With any games, there should be rules, whether it's with people or with dogs. So I'm not talking Monopoly style, lots of complicated rules. I'm just talking rules that keep the game safe and make it enjoyable for both parts. So the benefit of tug is that there's many benefits for both the human and the dog, and it should be a bonding experience for both. We need to ensure obviously that the dog isn't super over-excited, jumping around, thrashing around, pawing at us, accidentally scratching us. I mean, the dog isn't doing it on purpose. They're not being bad. It just sounds like a case of being over aroused.
So I would, when he does start using his paws, interrupt that behaviour. You don't need to tell him off, just ask for a leave and just walk away for a couple of minutes. Not even a couple of minutes, 30 seconds, give him. Just let him calm down a little bit. Go back to it and re-engage the game of tug. And likewise, if he does it again, starts to use his paws, interrupt to ask for a leave and walk away.

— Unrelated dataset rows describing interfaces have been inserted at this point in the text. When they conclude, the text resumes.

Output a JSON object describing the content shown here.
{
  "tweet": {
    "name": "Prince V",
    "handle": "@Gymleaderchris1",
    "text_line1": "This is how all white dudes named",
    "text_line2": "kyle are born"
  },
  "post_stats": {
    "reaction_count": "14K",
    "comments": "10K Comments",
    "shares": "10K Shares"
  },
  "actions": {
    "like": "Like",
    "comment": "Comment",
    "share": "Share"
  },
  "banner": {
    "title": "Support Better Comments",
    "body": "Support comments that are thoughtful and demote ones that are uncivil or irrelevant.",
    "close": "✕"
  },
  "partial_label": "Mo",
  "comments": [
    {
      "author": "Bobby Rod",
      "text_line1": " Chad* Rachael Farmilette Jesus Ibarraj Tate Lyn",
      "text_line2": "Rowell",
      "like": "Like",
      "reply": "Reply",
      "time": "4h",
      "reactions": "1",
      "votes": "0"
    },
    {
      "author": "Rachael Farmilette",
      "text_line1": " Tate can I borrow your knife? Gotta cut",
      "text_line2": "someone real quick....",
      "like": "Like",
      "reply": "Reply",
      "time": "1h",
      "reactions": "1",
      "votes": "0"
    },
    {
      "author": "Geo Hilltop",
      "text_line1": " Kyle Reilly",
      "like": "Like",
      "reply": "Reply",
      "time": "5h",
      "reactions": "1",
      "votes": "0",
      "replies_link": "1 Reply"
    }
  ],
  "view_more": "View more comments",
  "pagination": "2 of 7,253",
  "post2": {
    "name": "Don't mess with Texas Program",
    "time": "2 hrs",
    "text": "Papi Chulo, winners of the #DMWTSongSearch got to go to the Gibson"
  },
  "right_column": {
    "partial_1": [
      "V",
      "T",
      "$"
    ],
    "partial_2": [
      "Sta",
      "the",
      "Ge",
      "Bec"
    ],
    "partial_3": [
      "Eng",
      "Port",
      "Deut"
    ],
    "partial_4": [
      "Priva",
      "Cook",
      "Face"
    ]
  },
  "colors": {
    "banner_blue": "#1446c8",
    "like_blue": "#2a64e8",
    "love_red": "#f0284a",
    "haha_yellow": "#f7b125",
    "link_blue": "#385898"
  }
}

If you find he's still really struggling and he's doing this quite a lot, I'd maybe look at how you're playing. Maybe he is over aroused. Maybe he's too excited, and then that's when the paws come in. When you play tug, just keep enough tension on the toy. You don't need to be thrashing it around. You may find it's when you're thrashing it around and getting really excited, he's getting really excited. And then that's when the extra bouncy pawing behaviour comes in. So yeah, just think about how you're playing with him. Maybe keep it a bit calmer to begin with, until he starts learning that the pawing isn't acceptable.
Also, maybe look at the type of tug toy you're using. If you're using sort of real fur, maybe that's a bit too exciting, too motivating for him to begin with. Maybe switch it down to a faux fur or a fleece type product and see if that helps keep him a bit calmer to begin with. But yeah, just interrupt it. Don't tell him off. It's not a bad thing he's excited, but he just needs to learn what's appropriate play. Yeah. And try that and see if that helps.
So that's a wrap. That's it for our Q&A sessions for a little while. Thank you everyone who's sent them in. It's been fun to answer your questions and do these little videos. It's kept me busy. But we are still around, we are still here free to do sort of toy recommendations for your dogs. And also if you've got any product queries, feel free to drop us a message by the normal means.
Thank you very much everyone for joining in.